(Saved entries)

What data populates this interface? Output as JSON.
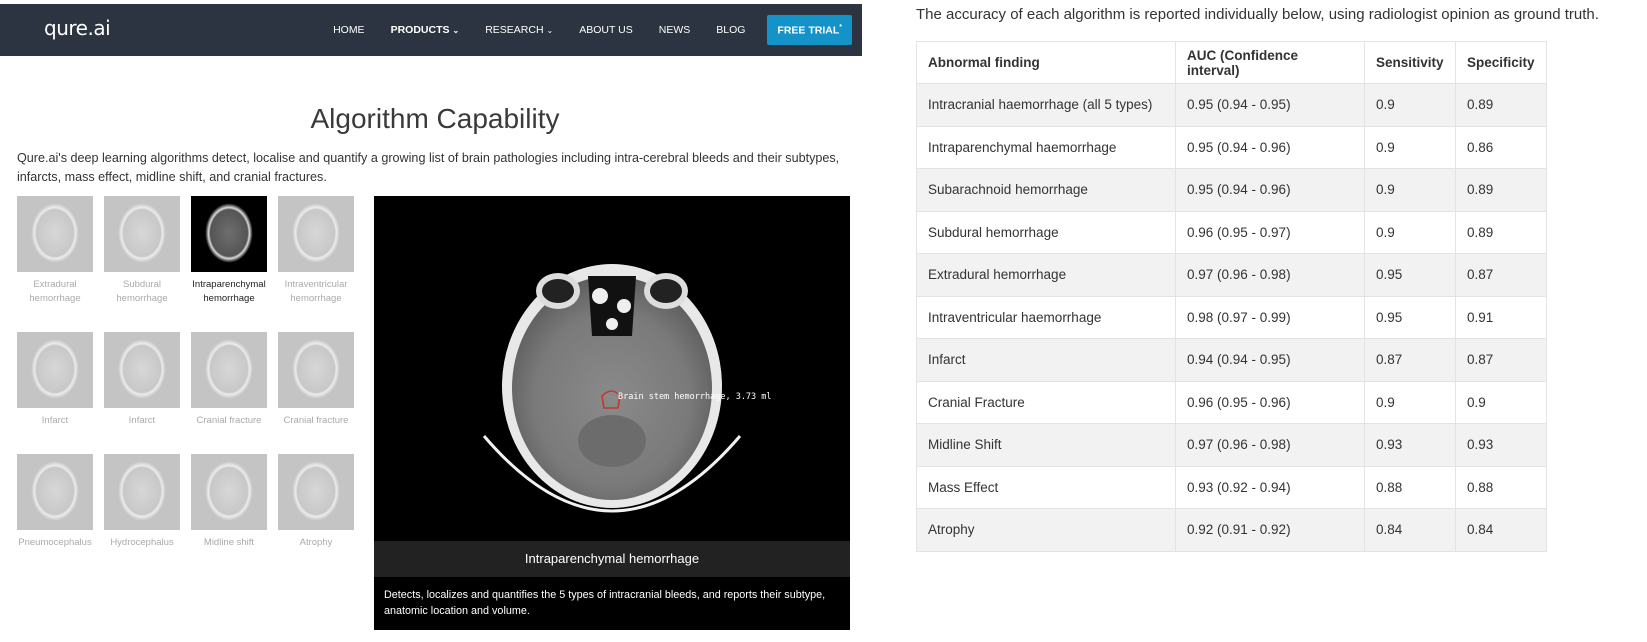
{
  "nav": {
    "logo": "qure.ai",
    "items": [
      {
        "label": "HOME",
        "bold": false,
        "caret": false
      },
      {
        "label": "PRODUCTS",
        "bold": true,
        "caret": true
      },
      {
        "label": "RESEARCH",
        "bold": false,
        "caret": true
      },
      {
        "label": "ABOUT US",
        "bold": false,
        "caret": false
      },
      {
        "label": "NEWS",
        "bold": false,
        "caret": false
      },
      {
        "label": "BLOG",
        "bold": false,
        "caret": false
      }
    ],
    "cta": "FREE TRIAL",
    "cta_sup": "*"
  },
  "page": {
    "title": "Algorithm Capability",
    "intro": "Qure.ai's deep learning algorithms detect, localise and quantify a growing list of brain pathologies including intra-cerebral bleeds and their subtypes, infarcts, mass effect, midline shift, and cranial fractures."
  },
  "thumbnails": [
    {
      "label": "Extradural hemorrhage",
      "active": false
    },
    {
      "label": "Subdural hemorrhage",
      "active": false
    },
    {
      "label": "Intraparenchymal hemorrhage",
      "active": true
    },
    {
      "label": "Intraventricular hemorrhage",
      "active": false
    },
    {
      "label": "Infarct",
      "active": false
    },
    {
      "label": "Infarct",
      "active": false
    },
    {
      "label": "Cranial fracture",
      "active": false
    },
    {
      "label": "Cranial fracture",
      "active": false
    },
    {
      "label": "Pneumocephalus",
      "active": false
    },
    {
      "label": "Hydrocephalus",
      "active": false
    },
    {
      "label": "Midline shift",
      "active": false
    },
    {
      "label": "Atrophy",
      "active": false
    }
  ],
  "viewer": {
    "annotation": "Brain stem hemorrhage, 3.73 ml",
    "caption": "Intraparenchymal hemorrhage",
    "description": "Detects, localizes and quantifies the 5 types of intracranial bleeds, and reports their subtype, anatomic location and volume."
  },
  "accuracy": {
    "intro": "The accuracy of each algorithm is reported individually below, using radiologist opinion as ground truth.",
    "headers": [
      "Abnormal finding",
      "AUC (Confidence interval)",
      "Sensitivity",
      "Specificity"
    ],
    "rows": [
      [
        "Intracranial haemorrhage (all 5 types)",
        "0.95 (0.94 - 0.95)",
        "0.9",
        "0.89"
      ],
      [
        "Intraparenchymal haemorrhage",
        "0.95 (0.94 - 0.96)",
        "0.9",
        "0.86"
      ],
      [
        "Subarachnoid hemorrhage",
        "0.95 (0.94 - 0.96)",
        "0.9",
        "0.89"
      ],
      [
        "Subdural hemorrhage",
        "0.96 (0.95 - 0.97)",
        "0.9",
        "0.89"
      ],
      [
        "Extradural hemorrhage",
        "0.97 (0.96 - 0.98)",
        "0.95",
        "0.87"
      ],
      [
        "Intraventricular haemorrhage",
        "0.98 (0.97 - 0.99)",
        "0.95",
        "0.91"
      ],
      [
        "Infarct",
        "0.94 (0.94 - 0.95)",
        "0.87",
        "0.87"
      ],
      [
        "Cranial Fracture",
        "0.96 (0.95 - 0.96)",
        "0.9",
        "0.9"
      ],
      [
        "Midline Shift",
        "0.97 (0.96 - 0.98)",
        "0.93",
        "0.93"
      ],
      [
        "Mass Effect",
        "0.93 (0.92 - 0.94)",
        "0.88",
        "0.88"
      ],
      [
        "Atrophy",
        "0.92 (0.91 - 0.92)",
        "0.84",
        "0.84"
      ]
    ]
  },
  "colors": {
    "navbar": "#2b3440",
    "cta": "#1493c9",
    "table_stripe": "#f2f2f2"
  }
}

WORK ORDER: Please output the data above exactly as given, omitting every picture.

RESPONSE FOR THIS EXERCISE:
What data populates this interface? Output as JSON.
{
  "nav": {
    "logo": "qure.ai",
    "items": [
      {
        "label": "HOME",
        "bold": false,
        "caret": false
      },
      {
        "label": "PRODUCTS",
        "bold": true,
        "caret": true
      },
      {
        "label": "RESEARCH",
        "bold": false,
        "caret": true
      },
      {
        "label": "ABOUT US",
        "bold": false,
        "caret": false
      },
      {
        "label": "NEWS",
        "bold": false,
        "caret": false
      },
      {
        "label": "BLOG",
        "bold": false,
        "caret": false
      }
    ],
    "cta": "FREE TRIAL",
    "cta_sup": "*"
  },
  "page": {
    "title": "Algorithm Capability",
    "intro": "Qure.ai's deep learning algorithms detect, localise and quantify a growing list of brain pathologies including intra-cerebral bleeds and their subtypes, infarcts, mass effect, midline shift, and cranial fractures."
  },
  "thumbnails": [
    {
      "label": "Extradural hemorrhage",
      "active": false
    },
    {
      "label": "Subdural hemorrhage",
      "active": false
    },
    {
      "label": "Intraparenchymal hemorrhage",
      "active": true
    },
    {
      "label": "Intraventricular hemorrhage",
      "active": false
    },
    {
      "label": "Infarct",
      "active": false
    },
    {
      "label": "Infarct",
      "active": false
    },
    {
      "label": "Cranial fracture",
      "active": false
    },
    {
      "label": "Cranial fracture",
      "active": false
    },
    {
      "label": "Pneumocephalus",
      "active": false
    },
    {
      "label": "Hydrocephalus",
      "active": false
    },
    {
      "label": "Midline shift",
      "active": false
    },
    {
      "label": "Atrophy",
      "active": false
    }
  ],
  "viewer": {
    "annotation": "Brain stem hemorrhage, 3.73 ml",
    "caption": "Intraparenchymal hemorrhage",
    "description": "Detects, localizes and quantifies the 5 types of intracranial bleeds, and reports their subtype, anatomic location and volume."
  },
  "accuracy": {
    "intro": "The accuracy of each algorithm is reported individually below, using radiologist opinion as ground truth.",
    "headers": [
      "Abnormal finding",
      "AUC (Confidence interval)",
      "Sensitivity",
      "Specificity"
    ],
    "rows": [
      [
        "Intracranial haemorrhage (all 5 types)",
        "0.95 (0.94 - 0.95)",
        "0.9",
        "0.89"
      ],
      [
        "Intraparenchymal haemorrhage",
        "0.95 (0.94 - 0.96)",
        "0.9",
        "0.86"
      ],
      [
        "Subarachnoid hemorrhage",
        "0.95 (0.94 - 0.96)",
        "0.9",
        "0.89"
      ],
      [
        "Subdural hemorrhage",
        "0.96 (0.95 - 0.97)",
        "0.9",
        "0.89"
      ],
      [
        "Extradural hemorrhage",
        "0.97 (0.96 - 0.98)",
        "0.95",
        "0.87"
      ],
      [
        "Intraventricular haemorrhage",
        "0.98 (0.97 - 0.99)",
        "0.95",
        "0.91"
      ],
      [
        "Infarct",
        "0.94 (0.94 - 0.95)",
        "0.87",
        "0.87"
      ],
      [
        "Cranial Fracture",
        "0.96 (0.95 - 0.96)",
        "0.9",
        "0.9"
      ],
      [
        "Midline Shift",
        "0.97 (0.96 - 0.98)",
        "0.93",
        "0.93"
      ],
      [
        "Mass Effect",
        "0.93 (0.92 - 0.94)",
        "0.88",
        "0.88"
      ],
      [
        "Atrophy",
        "0.92 (0.91 - 0.92)",
        "0.84",
        "0.84"
      ]
    ]
  },
  "colors": {
    "navbar": "#2b3440",
    "cta": "#1493c9",
    "table_stripe": "#f2f2f2"
  }
}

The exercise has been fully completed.